This program, which uses English as its medium of instruction, comprises courses in the fields of mechanical engineering, renewable energy, smart cities, mechatronics, sports technologies, as well as gender and diversity, and is mainly offered to incoming international students. This module will be interconnected with the “Certificate for Engineers” and thereby made available to all students as a type of “internationalization at home.” IoCEST is predicated on the diversity of the study body and is set on joining internationalization with the unique qualities of the individual subject disciplines. In this way, students devoted to technical modules and programs receive optimal preparation for the national and international employment markets. FH Technikum’s international orientation as well as its investment in domains such as Industry 4.0, Renewable Energies, Smart Cities, and Sport Technologies innervate its status as a high-value, forward-looking tertiary institution, both in Vienna and on an international level. On a larger scale, FH Technikum strengthens Vienna as a business and industry site in this way.
eLearning Endowment Professorship
By implementing a sustainable eLearning strategy for the university as a whole , the eLearning Endowment Professorship aims to make an essential contribution to the flexibilization of vocational studies. eDidactic methods and eLearning tools are going to be systematized. Subsequently these methods and tools are going to be enrolled to all types of study degrees at UAS Technikum Wien. The implementation of new Blended Learning study types additionally contributes to the flexibilisation of vocational studies.
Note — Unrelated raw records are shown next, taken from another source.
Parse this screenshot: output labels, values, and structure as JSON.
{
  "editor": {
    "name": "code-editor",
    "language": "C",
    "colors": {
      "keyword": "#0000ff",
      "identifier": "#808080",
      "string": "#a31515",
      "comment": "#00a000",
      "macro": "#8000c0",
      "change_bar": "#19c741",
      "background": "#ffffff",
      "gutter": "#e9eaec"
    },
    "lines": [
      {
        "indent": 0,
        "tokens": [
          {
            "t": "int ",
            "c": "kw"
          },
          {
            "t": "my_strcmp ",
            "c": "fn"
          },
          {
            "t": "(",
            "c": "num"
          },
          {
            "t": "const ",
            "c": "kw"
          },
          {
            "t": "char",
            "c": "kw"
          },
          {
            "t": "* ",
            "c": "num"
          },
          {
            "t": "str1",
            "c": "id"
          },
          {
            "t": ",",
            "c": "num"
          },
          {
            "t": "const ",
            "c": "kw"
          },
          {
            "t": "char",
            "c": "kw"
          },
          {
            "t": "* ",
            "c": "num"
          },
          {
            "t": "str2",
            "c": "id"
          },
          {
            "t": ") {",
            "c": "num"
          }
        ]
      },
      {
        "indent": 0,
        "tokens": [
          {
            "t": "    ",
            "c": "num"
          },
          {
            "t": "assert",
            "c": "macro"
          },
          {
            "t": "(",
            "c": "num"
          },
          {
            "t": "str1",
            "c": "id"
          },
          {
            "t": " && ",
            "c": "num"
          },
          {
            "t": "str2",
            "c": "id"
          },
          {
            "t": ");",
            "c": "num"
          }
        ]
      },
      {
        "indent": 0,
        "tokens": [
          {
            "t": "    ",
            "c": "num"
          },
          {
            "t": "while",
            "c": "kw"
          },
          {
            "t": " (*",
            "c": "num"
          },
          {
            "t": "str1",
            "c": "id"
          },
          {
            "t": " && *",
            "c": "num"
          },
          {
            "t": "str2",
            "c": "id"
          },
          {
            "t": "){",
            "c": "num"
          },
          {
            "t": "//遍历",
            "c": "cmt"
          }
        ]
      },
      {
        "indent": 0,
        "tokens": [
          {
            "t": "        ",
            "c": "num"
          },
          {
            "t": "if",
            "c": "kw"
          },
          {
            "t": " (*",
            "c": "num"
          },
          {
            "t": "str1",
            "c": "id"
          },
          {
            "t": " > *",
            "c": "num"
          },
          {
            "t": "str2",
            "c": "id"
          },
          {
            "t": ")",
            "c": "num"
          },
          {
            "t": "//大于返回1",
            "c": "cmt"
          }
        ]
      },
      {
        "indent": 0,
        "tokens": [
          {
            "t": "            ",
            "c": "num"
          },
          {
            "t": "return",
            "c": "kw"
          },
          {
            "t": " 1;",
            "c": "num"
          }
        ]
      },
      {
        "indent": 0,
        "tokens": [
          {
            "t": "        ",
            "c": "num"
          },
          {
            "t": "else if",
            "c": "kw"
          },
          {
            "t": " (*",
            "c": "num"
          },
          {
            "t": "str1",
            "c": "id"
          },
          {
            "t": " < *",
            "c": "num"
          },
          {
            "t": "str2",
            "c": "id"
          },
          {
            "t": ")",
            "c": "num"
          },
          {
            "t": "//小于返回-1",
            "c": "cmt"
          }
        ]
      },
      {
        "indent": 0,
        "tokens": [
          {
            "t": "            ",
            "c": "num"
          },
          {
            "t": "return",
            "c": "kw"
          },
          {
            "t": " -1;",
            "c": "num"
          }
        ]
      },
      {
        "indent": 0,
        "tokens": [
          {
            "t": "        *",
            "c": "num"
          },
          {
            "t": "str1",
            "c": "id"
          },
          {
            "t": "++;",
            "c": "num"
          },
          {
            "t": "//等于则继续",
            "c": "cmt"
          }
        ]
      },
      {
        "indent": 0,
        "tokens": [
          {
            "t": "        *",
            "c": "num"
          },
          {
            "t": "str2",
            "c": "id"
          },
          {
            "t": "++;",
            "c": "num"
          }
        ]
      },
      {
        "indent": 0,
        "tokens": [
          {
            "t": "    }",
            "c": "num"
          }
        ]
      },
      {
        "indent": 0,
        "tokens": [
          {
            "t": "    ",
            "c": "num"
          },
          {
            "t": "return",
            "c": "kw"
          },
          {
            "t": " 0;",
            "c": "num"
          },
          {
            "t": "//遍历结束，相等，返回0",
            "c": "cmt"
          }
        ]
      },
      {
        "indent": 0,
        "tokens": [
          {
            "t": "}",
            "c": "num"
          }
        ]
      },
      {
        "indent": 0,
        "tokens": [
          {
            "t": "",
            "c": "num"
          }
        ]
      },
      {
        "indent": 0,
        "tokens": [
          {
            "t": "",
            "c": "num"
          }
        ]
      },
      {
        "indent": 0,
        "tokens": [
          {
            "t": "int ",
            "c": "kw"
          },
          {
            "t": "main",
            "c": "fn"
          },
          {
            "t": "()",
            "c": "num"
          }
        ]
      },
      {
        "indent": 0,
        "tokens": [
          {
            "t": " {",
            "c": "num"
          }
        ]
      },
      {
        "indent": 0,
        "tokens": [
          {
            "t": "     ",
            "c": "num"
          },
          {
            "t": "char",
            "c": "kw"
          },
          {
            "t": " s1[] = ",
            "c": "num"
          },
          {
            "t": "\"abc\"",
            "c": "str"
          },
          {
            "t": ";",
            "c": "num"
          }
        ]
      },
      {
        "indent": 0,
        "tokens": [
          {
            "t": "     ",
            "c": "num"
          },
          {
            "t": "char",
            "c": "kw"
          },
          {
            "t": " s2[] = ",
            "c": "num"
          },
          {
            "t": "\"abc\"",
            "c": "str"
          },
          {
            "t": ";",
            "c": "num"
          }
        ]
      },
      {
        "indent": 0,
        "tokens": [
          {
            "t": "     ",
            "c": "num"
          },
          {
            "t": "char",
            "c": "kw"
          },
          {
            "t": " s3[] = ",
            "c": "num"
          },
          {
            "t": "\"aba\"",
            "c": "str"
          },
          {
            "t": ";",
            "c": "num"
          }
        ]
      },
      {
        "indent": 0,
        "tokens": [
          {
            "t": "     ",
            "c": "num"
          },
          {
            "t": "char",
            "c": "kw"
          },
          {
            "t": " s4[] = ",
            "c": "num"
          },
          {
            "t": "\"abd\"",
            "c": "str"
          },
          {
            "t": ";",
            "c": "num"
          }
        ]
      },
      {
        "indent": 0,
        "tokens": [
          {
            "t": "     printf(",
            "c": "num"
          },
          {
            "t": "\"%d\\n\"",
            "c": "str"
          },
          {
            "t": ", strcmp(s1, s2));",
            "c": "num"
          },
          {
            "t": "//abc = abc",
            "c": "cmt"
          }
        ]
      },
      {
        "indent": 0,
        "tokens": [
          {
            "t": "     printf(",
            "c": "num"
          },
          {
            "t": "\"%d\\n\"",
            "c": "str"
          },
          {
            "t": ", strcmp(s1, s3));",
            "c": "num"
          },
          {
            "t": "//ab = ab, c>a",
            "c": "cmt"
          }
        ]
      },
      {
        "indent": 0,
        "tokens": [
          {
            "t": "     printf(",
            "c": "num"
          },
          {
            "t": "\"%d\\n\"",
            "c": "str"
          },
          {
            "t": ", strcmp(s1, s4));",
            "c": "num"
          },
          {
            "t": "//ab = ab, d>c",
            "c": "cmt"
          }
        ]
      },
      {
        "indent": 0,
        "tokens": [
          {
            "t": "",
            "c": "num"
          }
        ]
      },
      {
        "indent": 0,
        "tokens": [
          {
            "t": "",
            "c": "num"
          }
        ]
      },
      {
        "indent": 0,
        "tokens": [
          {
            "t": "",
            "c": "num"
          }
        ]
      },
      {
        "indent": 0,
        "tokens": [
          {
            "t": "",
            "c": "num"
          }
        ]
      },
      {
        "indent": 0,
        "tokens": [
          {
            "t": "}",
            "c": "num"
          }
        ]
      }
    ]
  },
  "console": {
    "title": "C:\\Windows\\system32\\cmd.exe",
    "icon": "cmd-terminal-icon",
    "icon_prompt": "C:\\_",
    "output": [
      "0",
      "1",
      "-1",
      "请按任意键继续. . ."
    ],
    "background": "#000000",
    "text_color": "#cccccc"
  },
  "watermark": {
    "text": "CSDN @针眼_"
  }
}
Trainings about eDidactic methods and eLearning tools as well as Gender Mainstreaming trainings and Diversity Management activities are going to secure and increase the quality of the employees‘ competences. The efficiency of these trainings is going to be verified by the qualification program „eQUAL“, which will also be developed during the eLearning endowment professorship. Furthermore, the Professorship‘s online platform will support continuous information and knowledge transfer.
Photonics - Foundations and industrial applications
The project is focused on the implementation and extension of student courses and laboratory sessions in step with actual practice. The connection to practical applications will be established by experiments that are suitable for use in lectures and laboratory sessions. Experiments are planned from the fields of quantum cryptography, imaging systems, light-emitting-diodes and foundations of optics. The experiments are planned in high reproduction to ensure small student groups and efficient learning and gender equality. In project sessions students will work with colour- and brightness-controll-units. Photonical concepts of sensorics, instrumentation and optomechatronics will be studied and the use of photonical technologies from traffic and intelligent transport systems for image processing, augmented reality will be used in laboratory and project sessions.